on 1 January 2005
This is probably the definitive dictionary to find in popular use. The 20 volume Oxford English Dictionary sets the overall standard, but a 20 volume set is rarely going to be found outside a library. No, for the literate domestic user, for the professional writer, for anyone with a love of words, the "Shorter Oxford" is the gold standard in dictionaries.
'Shorter', in this instance, means two volumes and a CD-ROM. 'Shorter', in this instance, means that as well as comprehensive definitions of each word, you also get a history of the language - when was the word first recorded in use, examples of quotations, examples of changing usage, and even some pronunciation help from the CD-ROM.
The range of words included in the two volumes should more than satisfy anyone but the odd specialist scholar.
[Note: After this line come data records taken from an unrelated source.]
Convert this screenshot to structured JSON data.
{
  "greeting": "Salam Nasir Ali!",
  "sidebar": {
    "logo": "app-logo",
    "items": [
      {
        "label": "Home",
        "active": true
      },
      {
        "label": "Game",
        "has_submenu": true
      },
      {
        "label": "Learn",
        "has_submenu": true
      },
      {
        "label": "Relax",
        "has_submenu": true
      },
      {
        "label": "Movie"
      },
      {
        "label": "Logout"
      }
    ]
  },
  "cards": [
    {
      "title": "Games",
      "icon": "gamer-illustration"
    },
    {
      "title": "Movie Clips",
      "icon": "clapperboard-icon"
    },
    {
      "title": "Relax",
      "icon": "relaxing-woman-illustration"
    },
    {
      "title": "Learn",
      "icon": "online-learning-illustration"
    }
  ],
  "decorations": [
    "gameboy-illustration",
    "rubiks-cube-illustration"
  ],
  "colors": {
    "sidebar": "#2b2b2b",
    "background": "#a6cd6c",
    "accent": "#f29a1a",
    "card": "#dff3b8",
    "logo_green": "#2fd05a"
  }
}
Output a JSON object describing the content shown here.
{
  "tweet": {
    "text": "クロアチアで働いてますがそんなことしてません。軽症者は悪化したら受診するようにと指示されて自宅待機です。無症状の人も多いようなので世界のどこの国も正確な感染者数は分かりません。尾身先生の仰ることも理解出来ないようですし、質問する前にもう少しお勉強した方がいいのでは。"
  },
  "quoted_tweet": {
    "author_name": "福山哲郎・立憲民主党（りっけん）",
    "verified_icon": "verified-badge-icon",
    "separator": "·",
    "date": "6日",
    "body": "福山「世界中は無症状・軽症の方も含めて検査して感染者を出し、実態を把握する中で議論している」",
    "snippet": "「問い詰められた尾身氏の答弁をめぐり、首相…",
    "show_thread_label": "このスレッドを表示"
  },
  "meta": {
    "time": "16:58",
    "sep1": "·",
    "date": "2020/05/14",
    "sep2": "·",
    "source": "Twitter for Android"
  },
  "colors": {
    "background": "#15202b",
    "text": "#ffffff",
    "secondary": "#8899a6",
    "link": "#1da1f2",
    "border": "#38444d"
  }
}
There is a wide range of scientific words - including floccinaucinihilipilification, a word made famous by television quiz games a few years ago. There is extensive coverage of non-English English. You'll find recent additions to the language - 'Taliban', and 'Prozac', and 'Jedi'. You even get 'grassy knoll', 'road rage', 'snail mail', and 'text message'. These last four demonstrate how quickly words and phrases can be absorbed into everyday usage - and 'grassy knoll' reminds you that words don't just have a definition, they have a context.
It's here that the "Shorter Oxford" exerts its authority and establishes its pre-eminent role as the best dictionary available to the general public. It doesn't just provide sound definition - a lot of excellent dictionaries do that. The "Shorter Oxford" delivers an authoritative description and analysis of the word in context, going beyond comprehensive definition. If you love words, there is endless enjoyment in simply sitting reading this dictionary. I regularly pluck a volume off the shelf to check a meaning ... then find myself engrossed. Get a life? Try looking that up in the dictionary.
Not the cheapest of packages, but undoubtedly the best. This is the dictionary to which you should aspire. Beautifully printed (though you may find you need glasses to read the small print), highly accessible, fine quality paper (flimsy, yet very durable), and with that added cachet of gravitas and intellectual respectability which will impress visitors! Combining CD-ROM and books makes this a doubly useful package - the two volumes will not fit comfortably on your average desk-top, and certainly not in a drawer, but having the CD running while you write at your computer is very useful. A substantial package, not portable by any means, but solid and homely, and a treasure to own.